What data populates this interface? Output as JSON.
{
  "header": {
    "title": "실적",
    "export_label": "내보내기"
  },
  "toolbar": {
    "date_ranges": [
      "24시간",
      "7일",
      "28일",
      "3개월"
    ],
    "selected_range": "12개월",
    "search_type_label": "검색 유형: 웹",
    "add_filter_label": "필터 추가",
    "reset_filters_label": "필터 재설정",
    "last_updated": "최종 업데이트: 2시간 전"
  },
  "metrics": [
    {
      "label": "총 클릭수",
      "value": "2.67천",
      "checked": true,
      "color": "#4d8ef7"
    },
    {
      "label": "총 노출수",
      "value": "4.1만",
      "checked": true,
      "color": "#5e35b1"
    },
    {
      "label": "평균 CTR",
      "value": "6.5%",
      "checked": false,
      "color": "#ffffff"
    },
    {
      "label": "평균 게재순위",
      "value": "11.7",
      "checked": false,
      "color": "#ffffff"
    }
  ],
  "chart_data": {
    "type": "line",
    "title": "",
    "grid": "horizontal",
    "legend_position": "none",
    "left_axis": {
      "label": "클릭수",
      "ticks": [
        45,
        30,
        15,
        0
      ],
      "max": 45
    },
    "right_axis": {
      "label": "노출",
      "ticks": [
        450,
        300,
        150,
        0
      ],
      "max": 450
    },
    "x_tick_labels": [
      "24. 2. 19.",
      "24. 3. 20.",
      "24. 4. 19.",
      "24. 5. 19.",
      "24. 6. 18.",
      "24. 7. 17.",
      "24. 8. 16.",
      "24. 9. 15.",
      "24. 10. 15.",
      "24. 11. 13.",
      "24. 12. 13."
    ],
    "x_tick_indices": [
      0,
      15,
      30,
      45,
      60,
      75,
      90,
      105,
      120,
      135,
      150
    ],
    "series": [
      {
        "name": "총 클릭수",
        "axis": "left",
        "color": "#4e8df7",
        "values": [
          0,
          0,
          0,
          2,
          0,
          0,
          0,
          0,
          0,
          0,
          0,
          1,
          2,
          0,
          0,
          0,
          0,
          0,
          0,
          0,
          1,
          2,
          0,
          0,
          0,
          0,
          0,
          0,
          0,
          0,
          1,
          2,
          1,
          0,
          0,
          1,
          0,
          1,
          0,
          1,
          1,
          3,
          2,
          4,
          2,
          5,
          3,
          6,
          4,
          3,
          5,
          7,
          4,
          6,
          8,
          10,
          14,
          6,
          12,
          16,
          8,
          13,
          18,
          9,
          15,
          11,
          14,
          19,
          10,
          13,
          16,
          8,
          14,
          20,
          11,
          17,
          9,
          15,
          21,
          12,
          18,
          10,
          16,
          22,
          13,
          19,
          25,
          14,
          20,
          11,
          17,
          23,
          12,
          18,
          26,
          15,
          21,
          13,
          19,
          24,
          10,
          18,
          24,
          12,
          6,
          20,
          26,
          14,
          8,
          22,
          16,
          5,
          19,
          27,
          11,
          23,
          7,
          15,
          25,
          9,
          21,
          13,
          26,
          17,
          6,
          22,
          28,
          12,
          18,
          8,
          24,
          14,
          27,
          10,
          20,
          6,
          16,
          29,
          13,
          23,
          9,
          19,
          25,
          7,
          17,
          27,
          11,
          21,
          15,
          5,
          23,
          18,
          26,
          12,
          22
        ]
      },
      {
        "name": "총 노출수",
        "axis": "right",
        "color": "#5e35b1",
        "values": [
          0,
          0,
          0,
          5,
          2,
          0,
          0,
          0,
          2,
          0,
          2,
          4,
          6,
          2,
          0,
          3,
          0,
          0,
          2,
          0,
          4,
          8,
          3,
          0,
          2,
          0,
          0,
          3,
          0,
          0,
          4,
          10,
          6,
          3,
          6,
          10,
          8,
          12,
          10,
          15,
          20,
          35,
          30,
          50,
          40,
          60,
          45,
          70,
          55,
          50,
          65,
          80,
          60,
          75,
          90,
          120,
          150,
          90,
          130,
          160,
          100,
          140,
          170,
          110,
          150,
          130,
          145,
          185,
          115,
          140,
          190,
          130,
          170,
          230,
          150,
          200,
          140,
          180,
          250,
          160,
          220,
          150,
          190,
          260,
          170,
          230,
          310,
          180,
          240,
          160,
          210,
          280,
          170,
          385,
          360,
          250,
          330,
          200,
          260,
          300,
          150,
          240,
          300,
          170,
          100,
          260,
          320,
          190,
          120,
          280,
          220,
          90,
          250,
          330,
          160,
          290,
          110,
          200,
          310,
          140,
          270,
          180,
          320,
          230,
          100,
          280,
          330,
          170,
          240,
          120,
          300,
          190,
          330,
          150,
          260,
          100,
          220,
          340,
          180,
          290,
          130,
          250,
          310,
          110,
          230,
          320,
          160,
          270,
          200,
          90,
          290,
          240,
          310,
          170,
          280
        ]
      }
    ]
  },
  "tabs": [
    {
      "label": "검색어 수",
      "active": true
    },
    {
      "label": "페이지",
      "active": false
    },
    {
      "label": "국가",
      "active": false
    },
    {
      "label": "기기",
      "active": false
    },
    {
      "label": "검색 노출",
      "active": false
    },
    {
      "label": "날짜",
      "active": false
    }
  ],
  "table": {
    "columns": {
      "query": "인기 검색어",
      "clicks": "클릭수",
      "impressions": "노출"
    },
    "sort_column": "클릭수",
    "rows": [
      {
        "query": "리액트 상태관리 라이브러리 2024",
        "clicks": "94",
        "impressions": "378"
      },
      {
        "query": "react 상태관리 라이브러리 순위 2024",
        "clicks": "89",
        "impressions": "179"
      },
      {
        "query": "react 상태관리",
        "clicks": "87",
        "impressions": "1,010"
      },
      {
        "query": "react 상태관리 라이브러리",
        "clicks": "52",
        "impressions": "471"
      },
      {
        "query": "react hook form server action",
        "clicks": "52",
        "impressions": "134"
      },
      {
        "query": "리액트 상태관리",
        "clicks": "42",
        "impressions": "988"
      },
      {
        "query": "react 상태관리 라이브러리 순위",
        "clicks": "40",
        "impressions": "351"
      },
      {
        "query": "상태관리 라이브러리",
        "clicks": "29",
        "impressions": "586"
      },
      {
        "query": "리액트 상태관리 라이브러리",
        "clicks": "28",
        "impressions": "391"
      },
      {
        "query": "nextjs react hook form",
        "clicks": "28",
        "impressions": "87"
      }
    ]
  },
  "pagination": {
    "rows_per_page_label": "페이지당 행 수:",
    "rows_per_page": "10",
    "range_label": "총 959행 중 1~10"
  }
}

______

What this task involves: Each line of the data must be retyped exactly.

Task solution:
What data populates this interface? Output as JSON.
{
  "header": {
    "title": "실적",
    "export_label": "내보내기"
  },
  "toolbar": {
    "date_ranges": [
      "24시간",
      "7일",
      "28일",
      "3개월"
    ],
    "selected_range": "12개월",
    "search_type_label": "검색 유형: 웹",
    "add_filter_label": "필터 추가",
    "reset_filters_label": "필터 재설정",
    "last_updated": "최종 업데이트: 2시간 전"
  },
  "metrics": [
    {
      "label": "총 클릭수",
      "value": "2.67천",
      "checked": true,
      "color": "#4d8ef7"
    },
    {
      "label": "총 노출수",
      "value": "4.1만",
      "checked": true,
      "color": "#5e35b1"
    },
    {
      "label": "평균 CTR",
      "value": "6.5%",
      "checked": false,
      "color": "#ffffff"
    },
    {
      "label": "평균 게재순위",
      "value": "11.7",
      "checked": false,
      "color": "#ffffff"
    }
  ],
  "chart_data": {
    "type": "line",
    "title": "",
    "grid": "horizontal",
    "legend_position": "none",
    "left_axis": {
      "label": "클릭수",
      "ticks": [
        45,
        30,
        15,
        0
      ],
      "max": 45
    },
    "right_axis": {
      "label": "노출",
      "ticks": [
        450,
        300,
        150,
        0
      ],
      "max": 450
    },
    "x_tick_labels": [
      "24. 2. 19.",
      "24. 3. 20.",
      "24. 4. 19.",
      "24. 5. 19.",
      "24. 6. 18.",
      "24. 7. 17.",
      "24. 8. 16.",
      "24. 9. 15.",
      "24. 10. 15.",
      "24. 11. 13.",
      "24. 12. 13."
    ],
    "x_tick_indices": [
      0,
      15,
      30,
      45,
      60,
      75,
      90,
      105,
      120,
      135,
      150
    ],
    "series": [
      {
        "name": "총 클릭수",
        "axis": "left",
        "color": "#4e8df7",
        "values": [
          0,
          0,
          0,
          2,
          0,
          0,
          0,
          0,
          0,
          0,
          0,
          1,
          2,
          0,
          0,
          0,
          0,
          0,
          0,
          0,
          1,
          2,
          0,
          0,
          0,
          0,
          0,
          0,
          0,
          0,
          1,
          2,
          1,
          0,
          0,
          1,
          0,
          1,
          0,
          1,
          1,
          3,
          2,
          4,
          2,
          5,
          3,
          6,
          4,
          3,
          5,
          7,
          4,
          6,
          8,
          10,
          14,
          6,
          12,
          16,
          8,
          13,
          18,
          9,
          15,
          11,
          14,
          19,
          10,
          13,
          16,
          8,
          14,
          20,
          11,
          17,
          9,
          15,
          21,
          12,
          18,
          10,
          16,
          22,
          13,
          19,
          25,
          14,
          20,
          11,
          17,
          23,
          12,
          18,
          26,
          15,
          21,
          13,
          19,
          24,
          10,
          18,
          24,
          12,
          6,
          20,
          26,
          14,
          8,
          22,
          16,
          5,
          19,
          27,
          11,
          23,
          7,
          15,
          25,
          9,
          21,
          13,
          26,
          17,
          6,
          22,
          28,
          12,
          18,
          8,
          24,
          14,
          27,
          10,
          20,
          6,
          16,
          29,
          13,
          23,
          9,
          19,
          25,
          7,
          17,
          27,
          11,
          21,
          15,
          5,
          23,
          18,
          26,
          12,
          22
        ]
      },
      {
        "name": "총 노출수",
        "axis": "right",
        "color": "#5e35b1",
        "values": [
          0,
          0,
          0,
          5,
          2,
          0,
          0,
          0,
          2,
          0,
          2,
          4,
          6,
          2,
          0,
          3,
          0,
          0,
          2,
          0,
          4,
          8,
          3,
          0,
          2,
          0,
          0,
          3,
          0,
          0,
          4,
          10,
          6,
          3,
          6,
          10,
          8,
          12,
          10,
          15,
          20,
          35,
          30,
          50,
          40,
          60,
          45,
          70,
          55,
          50,
          65,
          80,
          60,
          75,
          90,
          120,
          150,
          90,
          130,
          160,
          100,
          140,
          170,
          110,
          150,
          130,
          145,
          185,
          115,
          140,
          190,
          130,
          170,
          230,
          150,
          200,
          140,
          180,
          250,
          160,
          220,
          150,
          190,
          260,
          170,
          230,
          310,
          180,
          240,
          160,
          210,
          280,
          170,
          385,
          360,
          250,
          330,
          200,
          260,
          300,
          150,
          240,
          300,
          170,
          100,
          260,
          320,
          190,
          120,
          280,
          220,
          90,
          250,
          330,
          160,
          290,
          110,
          200,
          310,
          140,
          270,
          180,
          320,
          230,
          100,
          280,
          330,
          170,
          240,
          120,
          300,
          190,
          330,
          150,
          260,
          100,
          220,
          340,
          180,
          290,
          130,
          250,
          310,
          110,
          230,
          320,
          160,
          270,
          200,
          90,
          290,
          240,
          310,
          170,
          280
        ]
      }
    ]
  },
  "tabs": [
    {
      "label": "검색어 수",
      "active": true
    },
    {
      "label": "페이지",
      "active": false
    },
    {
      "label": "국가",
      "active": false
    },
    {
      "label": "기기",
      "active": false
    },
    {
      "label": "검색 노출",
      "active": false
    },
    {
      "label": "날짜",
      "active": false
    }
  ],
  "table": {
    "columns": {
      "query": "인기 검색어",
      "clicks": "클릭수",
      "impressions": "노출"
    },
    "sort_column": "클릭수",
    "rows": [
      {
        "query": "리액트 상태관리 라이브러리 2024",
        "clicks": "94",
        "impressions": "378"
      },
      {
        "query": "react 상태관리 라이브러리 순위 2024",
        "clicks": "89",
        "impressions": "179"
      },
      {
        "query": "react 상태관리",
        "clicks": "87",
        "impressions": "1,010"
      },
      {
        "query": "react 상태관리 라이브러리",
        "clicks": "52",
        "impressions": "471"
      },
      {
        "query": "react hook form server action",
        "clicks": "52",
        "impressions": "134"
      },
      {
        "query": "리액트 상태관리",
        "clicks": "42",
        "impressions": "988"
      },
      {
        "query": "react 상태관리 라이브러리 순위",
        "clicks": "40",
        "impressions": "351"
      },
      {
        "query": "상태관리 라이브러리",
        "clicks": "29",
        "impressions": "586"
      },
      {
        "query": "리액트 상태관리 라이브러리",
        "clicks": "28",
        "impressions": "391"
      },
      {
        "query": "nextjs react hook form",
        "clicks": "28",
        "impressions": "87"
      }
    ]
  },
  "pagination": {
    "rows_per_page_label": "페이지당 행 수:",
    "rows_per_page": "10",
    "range_label": "총 959행 중 1~10"
  }
}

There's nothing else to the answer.